  • What spontaneity, freedom, creation, + impact have to do with deep work

    In a recent post, I talked about the importance of having a compelling reason (your “why”) for revamping the way you think about productivity and time management.

    Having a big vision for your life is the first step to keeping yourself focused when it comes to changing your time management habits. Not surprisingly, it’s hard to stay focused on changing the status quo when you have no big vision that energizes you.

    But, even with a big vision, you can still create your own mental stumbling blocks that prevent you from adopting an amazing deep work practice.
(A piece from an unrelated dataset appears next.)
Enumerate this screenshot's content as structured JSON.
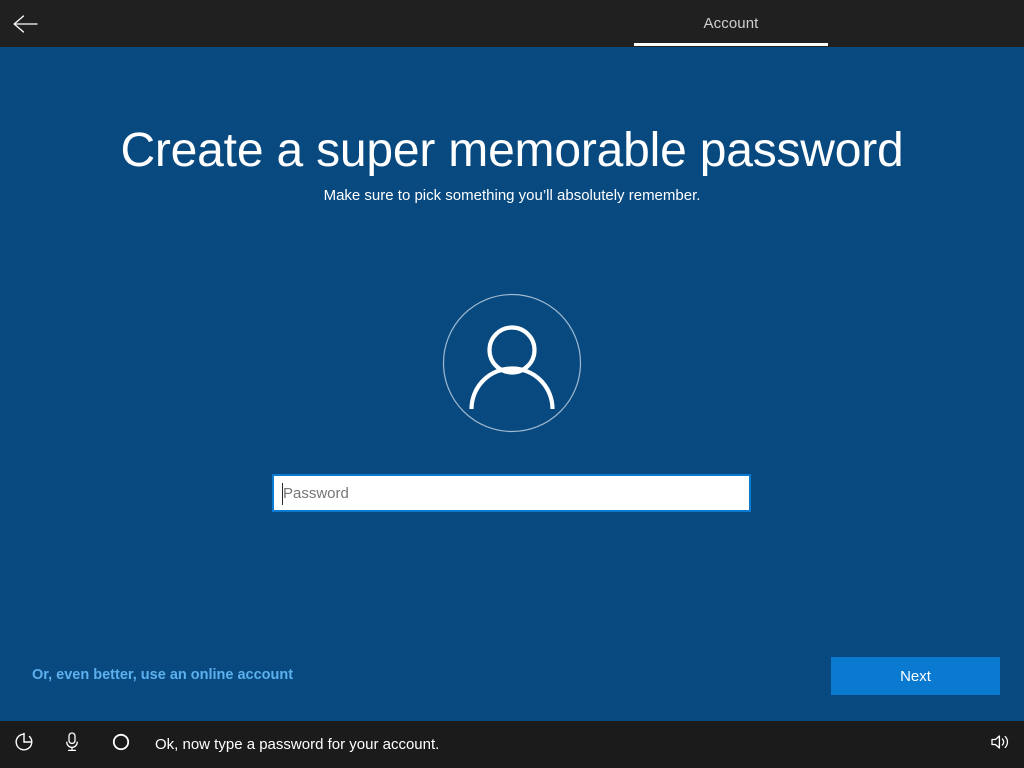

    I recently had a fascinating conversation on instant messenger with a potential client. He came to me about implementing a deep work practice, so that he could create higher-quality outputs in his business. He was having trouble creating the quality of work that he wanted to create, because he was resisting scheduling blocks of uninterrupted, focused work.

    Client: Frankly, I am not sure why I am resisting scheduling…

    Me: I want you to answer that question: “Why am I resisting scheduling?”

    Client: I don’t exactly know…

    Me: My clients aren’t allowed to say “I don’t know,” by the way! 🙂

    Client: Rigidity. Lacks spontaneity and freedom…Too much planning & replanning if I miss out. [Look at how he did know the answer, even though he told himself he didn’t]

    Me: So tell me why you want spontaneity and freedom.

    Client: I want it because that is exactly why I started having my own consultancy practice…I want spontaneity and freedom more than anything else.

    Me: What do you want to do with your spontaneity and freedom?

    Client: In 2 words – CREATE & IMPACT 🙂

    Me: Do you see what’s happening? You want freedom and spontaneity so that you can create and impact. But you craving freedom and spontaneity is preventing you from creation and impact. You’re caught in a catch-22. Can you see that?

    Over the course of the conversation, we discovered some of the other thoughts that have been holding him back: That deep work is painful and full of drudgery; that “the novelty of switching to another new task is not there” when he commits to deep work; that during deep work sessions, he’s focusing deeply on one project instead of crossing a bunch of little things off his list, so “that dopamine hit of instant gratification isn’t there.”

    You might be thinking: “Yeah, he has super valid points, this deep work thing is looking worse and worse.”

    But when I had him list his reasons for doing deep work, it was so clear how valuable and worthwhile it was for him when he actually did it. One of his empowering, believable thoughts about deep work was “The sense of conquering the insurmountable gives me a feeling of so much pride!”

    Deep work isn’t the only option for increasing your productivity, both personally and professionally. But it’s incredible what it can do in your life, and even more amazing the person you become in the process.

    This conversation has been edited very slightly for increased legibility.